Resource blocking: Without the ability to improve intelligently, partial automation still needs people to fill its gaps. This means that people continue to work on mundane tasks, leading to low productivity, fatigue and dissatisfaction.
Right, so is Intelligent Automation a possible end-to-end solution?
Intelligent or Cognitive Automation in its simplest form, is an intelligent version of RPA — one that can learn from the data and apply it to present needs. Automation can become limiting when not supported by the learning capabilities of AI, which is where intelligent automation comes into the picture. It is flexible enough to understand and adapt to non-templatized data inputs. It can process structured, semi-structured and unstructured information with ease.
Take JIFFY.ai’s cognitive automation tool, for instance. It is able to read and extract non-templatized information.
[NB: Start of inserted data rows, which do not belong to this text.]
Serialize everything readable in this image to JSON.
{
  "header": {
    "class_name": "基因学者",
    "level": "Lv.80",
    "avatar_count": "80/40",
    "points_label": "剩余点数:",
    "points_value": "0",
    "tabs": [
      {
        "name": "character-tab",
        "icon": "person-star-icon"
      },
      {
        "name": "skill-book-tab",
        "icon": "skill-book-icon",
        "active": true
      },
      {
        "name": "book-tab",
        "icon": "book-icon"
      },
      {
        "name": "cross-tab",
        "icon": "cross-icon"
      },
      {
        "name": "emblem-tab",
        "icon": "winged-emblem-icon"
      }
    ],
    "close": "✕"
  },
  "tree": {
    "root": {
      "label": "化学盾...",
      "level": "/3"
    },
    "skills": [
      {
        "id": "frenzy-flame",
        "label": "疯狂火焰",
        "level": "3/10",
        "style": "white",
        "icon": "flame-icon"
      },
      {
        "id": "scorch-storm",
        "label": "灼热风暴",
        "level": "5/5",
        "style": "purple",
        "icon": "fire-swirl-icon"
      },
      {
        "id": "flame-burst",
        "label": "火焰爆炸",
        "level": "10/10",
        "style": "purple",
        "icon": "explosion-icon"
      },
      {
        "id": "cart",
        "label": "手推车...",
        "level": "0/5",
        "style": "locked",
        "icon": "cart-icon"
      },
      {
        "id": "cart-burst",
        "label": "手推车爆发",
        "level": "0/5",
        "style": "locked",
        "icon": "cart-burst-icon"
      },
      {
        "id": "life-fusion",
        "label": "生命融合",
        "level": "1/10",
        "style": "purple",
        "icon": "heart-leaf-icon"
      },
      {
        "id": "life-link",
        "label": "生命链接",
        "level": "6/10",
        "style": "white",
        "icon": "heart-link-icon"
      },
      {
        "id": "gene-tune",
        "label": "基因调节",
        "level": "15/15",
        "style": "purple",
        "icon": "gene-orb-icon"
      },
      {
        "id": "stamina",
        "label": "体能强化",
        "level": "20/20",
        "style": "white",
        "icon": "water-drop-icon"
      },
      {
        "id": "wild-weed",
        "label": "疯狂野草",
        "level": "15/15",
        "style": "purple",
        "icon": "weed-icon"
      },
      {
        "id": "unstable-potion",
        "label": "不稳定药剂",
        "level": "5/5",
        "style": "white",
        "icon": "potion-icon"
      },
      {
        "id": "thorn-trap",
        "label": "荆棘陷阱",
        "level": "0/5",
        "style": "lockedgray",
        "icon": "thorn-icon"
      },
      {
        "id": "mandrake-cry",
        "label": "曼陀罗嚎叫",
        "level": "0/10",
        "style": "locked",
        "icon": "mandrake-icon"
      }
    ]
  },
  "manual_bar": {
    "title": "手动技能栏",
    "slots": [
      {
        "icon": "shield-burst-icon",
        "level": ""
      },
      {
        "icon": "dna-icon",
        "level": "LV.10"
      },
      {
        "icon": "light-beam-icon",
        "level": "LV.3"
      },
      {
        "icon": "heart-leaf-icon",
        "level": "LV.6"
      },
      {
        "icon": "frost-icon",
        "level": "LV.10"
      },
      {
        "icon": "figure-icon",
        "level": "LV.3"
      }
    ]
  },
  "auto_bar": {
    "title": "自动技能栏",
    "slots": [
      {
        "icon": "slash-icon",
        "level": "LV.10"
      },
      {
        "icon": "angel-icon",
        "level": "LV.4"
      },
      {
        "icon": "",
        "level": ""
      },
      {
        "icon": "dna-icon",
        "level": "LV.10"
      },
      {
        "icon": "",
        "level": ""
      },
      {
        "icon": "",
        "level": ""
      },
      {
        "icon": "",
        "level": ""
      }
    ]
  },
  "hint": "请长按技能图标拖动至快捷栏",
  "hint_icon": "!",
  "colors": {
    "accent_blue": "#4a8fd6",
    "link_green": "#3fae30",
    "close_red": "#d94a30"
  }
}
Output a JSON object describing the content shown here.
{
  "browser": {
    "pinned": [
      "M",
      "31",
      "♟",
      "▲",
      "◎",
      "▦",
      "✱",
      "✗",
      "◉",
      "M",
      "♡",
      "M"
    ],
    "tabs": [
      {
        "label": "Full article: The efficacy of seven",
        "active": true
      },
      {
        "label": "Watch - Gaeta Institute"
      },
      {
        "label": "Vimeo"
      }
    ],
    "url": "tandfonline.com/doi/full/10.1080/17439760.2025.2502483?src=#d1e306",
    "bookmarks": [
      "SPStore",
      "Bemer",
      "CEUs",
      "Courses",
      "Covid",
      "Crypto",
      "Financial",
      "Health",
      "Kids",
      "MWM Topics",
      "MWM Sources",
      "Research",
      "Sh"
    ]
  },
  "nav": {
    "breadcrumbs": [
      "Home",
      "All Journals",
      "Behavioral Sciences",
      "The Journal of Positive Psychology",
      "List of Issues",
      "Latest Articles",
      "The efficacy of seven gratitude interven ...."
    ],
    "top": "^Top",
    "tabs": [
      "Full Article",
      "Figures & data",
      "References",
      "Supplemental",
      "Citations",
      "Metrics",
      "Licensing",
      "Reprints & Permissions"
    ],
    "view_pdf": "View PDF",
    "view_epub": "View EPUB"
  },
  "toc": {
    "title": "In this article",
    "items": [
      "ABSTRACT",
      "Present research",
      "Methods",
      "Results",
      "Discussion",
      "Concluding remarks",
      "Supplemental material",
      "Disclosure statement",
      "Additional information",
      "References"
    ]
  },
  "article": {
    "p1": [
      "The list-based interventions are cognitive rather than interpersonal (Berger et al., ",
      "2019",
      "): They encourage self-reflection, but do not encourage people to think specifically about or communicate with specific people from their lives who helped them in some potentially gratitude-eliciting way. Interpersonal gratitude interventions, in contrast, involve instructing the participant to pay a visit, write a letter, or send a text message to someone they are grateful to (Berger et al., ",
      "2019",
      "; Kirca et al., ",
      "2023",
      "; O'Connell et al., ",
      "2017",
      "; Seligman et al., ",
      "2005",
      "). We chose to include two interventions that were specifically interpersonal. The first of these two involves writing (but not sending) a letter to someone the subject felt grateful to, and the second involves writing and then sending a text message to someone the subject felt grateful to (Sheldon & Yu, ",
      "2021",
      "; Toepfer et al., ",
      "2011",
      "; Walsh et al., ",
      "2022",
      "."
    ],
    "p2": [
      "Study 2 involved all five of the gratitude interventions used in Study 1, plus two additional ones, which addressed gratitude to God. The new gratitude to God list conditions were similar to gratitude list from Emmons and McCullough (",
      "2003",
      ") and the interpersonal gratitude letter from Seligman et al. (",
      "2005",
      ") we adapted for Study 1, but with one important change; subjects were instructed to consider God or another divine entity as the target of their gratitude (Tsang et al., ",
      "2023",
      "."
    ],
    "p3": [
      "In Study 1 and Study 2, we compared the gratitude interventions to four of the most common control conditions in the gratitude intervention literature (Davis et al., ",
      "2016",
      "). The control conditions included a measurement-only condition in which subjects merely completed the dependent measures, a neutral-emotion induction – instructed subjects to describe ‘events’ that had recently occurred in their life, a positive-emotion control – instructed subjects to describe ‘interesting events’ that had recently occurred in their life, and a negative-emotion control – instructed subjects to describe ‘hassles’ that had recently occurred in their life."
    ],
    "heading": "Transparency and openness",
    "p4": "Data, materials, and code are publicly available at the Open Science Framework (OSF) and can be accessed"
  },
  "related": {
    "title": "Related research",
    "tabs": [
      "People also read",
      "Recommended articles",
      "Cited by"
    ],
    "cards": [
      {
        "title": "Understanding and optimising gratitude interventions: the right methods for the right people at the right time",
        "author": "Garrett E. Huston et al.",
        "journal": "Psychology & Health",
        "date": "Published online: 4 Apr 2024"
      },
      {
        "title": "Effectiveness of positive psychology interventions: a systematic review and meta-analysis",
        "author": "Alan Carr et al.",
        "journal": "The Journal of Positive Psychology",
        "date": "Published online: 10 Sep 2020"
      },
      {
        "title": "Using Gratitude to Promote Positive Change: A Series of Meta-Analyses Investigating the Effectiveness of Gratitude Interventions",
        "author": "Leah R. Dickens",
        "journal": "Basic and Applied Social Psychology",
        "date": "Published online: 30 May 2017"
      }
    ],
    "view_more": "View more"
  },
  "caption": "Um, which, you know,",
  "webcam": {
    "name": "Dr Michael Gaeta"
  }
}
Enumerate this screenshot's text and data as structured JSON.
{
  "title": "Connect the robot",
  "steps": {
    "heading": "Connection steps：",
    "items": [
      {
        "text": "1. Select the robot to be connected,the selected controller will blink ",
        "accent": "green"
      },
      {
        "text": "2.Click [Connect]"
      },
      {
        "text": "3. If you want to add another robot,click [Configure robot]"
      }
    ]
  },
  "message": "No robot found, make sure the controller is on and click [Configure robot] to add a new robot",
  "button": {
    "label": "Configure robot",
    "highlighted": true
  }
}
Even in cases where JIFFY.ai doesn’t understand or cannot read certain parts of the document, it will extract all the other parts and reduce manual intervention to a bare minimum. This way, with cognitive RPA, you can automate the entire process, not just a part of it.
With its ability to learn, cognitive RPA is also scalable. As a business becomes more complex and processes more intricate, cognitive RPA can learn and grow along, making the ROI significant in the long term. For instance, intelligent automation systems that trigger alerts to floor supervisors in a manufacturing unit can learn to spot newer anomalies over time, making all aspects of productivity, quality and capacity predictable. Enterprises are addressing their requirement for end-to end automation using a combination of RPA tools (for repetitive tasks), BPM tools (for process management), OCR , IDP tools (for document extraction), Data platforms for data streaming and beyond.
Instead, a platform that makes all of these features available in a single stack can help save costs and time, and also translate to easily calculable returns over a period of time. This way, they can adopt cognitive RPA for all processes, interconnect them and enable them to work in tandem.
Cognitive RPA also comes with basic skills. Pre-built RPA systems, customized for industries and functions, are now available with the ability to hit the ground running immediately. Once installed, they are in auto-pilot mode needing very little help from people, even for setup, training or maintenance.
With prior knowledge, pre-built cognitive RPA solutions can automate end-to-end with a more meaningful understanding of the process landscape.
With cognitive RPA, the solution is no longer piecemeal. Unlike partial automation, cognitive automation impacts the entire value chain.
The global situation businesses face today is a reason for organizations to take seriously how end-to-end automation can help them to be more resilient in the face of crisis.
As an example, a large automaker based out of Europe has worked with JIFFY.ai in automating their financial processes. This truly helped them recently when there was no business shutdown in their country, and they continued to send in their documentation to JIFFY.ai’s offices where physical offices were shut down. Thanks to automation, backend support continued seamlessly while production continued as planned.
It is completely understandable if you have a partially automated system now. It made sense in its day. But today, to see the real value of automation, end-to-end cognitive automation is the way to go. With a clear view of the entire system, end-to-end RPA will be able to bring together various processes into a smoother journey, be it for your customers, vendors or employees. It will also future-proof you as the system understands your existing processes and can expand to accommodate newer ones.
If you have adopted partial automation and aren’t fully realizing its potential, speak to one of our consultants to explore newer avenues. We understand where you are and we’re happy to help.